- 2017: from 1.8% to 1.9%
- 2018: from 1.7% to 1.8%
- 2019: from 1.6% to 1.7%
However, what the market was focusing on was the ECB's inflation expectations, and it was here that the ECB confirmed that the central bank with the world's biggest balance sheet has once again failed to stimulate inflation, slashing its forecast for 2017-2019 inflation across the board, blaming it on commodity prices. The new forecast is as follows:
- 2017: from 1.7% to 1.5%
- 2018: from 1.6% to 1.3%
- 2019: from 1.7% to 1.6%
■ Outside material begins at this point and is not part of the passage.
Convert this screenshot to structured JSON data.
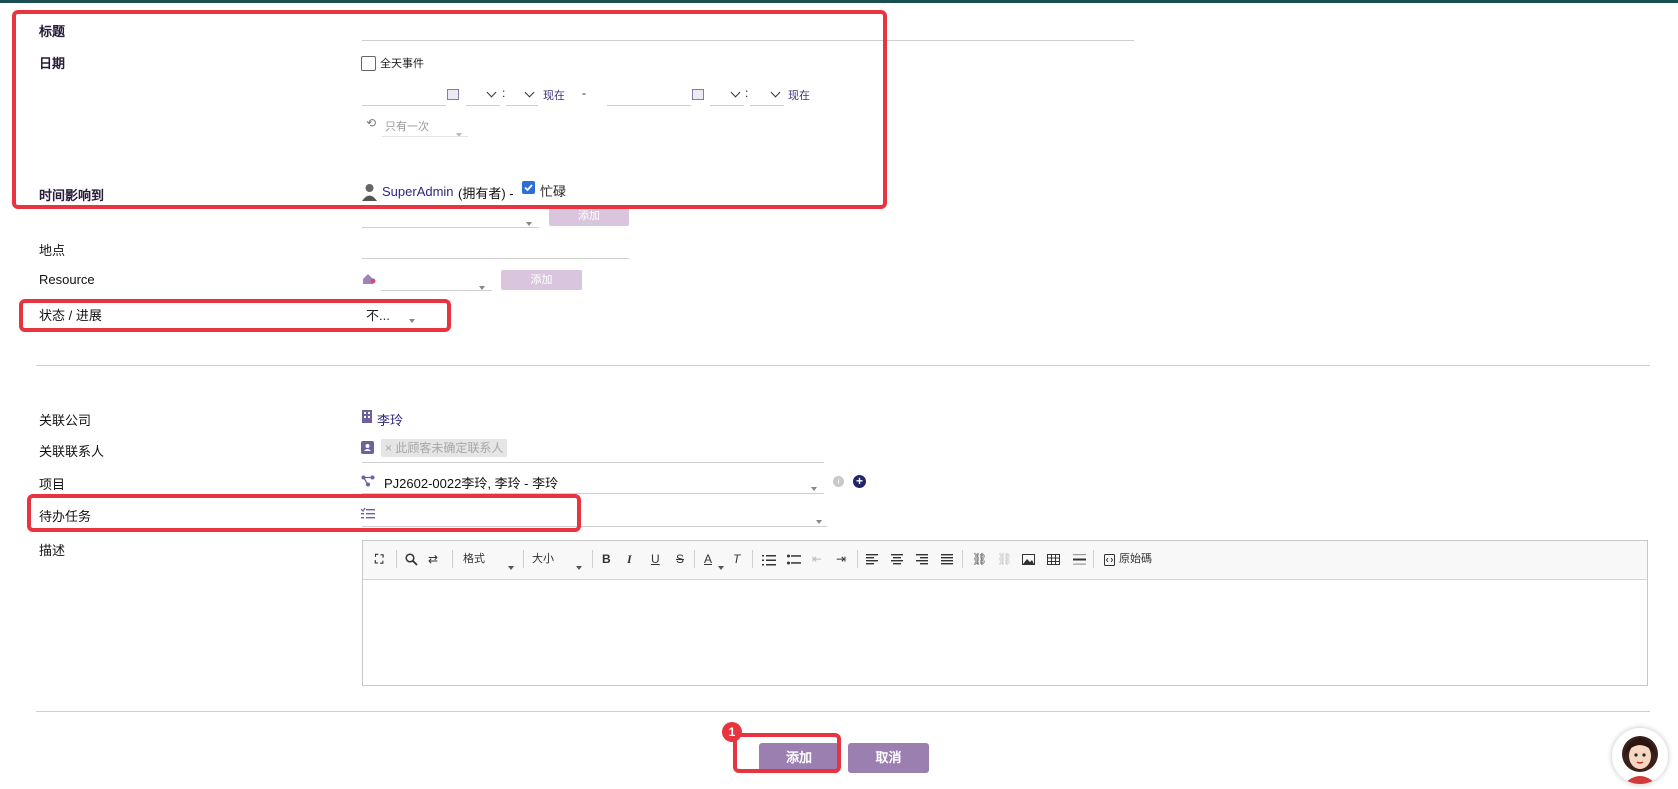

WIth that cut, the ECB is taking a big gamble because as Bloomberg strategist Tanvir Sidhu writes, while downward revisions to ECB’s 2017 and 2018 forecasts are plausible to roughly around 1.5% given current peak inflation dynamics, "the central bank risks its credibility if cutting longer-term expectations to pre-QE projection levels."
He adds that lower-for-longer and Japanification of the bund curve will continue to play out if the 2019 forecast does come out in line with a report yesterday saying that HICP will be around 1.5%, about projection levels before QE. And while Draghi cut 2018 to only 1.3%, the lowest forecast in the series history, he still expects 2019 inflation to remain just above the 1.6% bogey.
As Bloomberg concludes, cutting the longer-term forecast would make Draghi’s communication more challenging given the ECB’s 33% issue limit means it would have to end QE earlier than inflation dynamics warrant.
As a result, the fate of ECB credibility now remains in the handover of HICP inflation from 1.3% in 2018 to 1.6% in 2019. Any further cuts to the outer years in the coming meets, the ECB will find itself in deep trouble, as it is rapidly running out of German bonds to monetize, and has little other recourse on how to stimulate Eurozone inflation.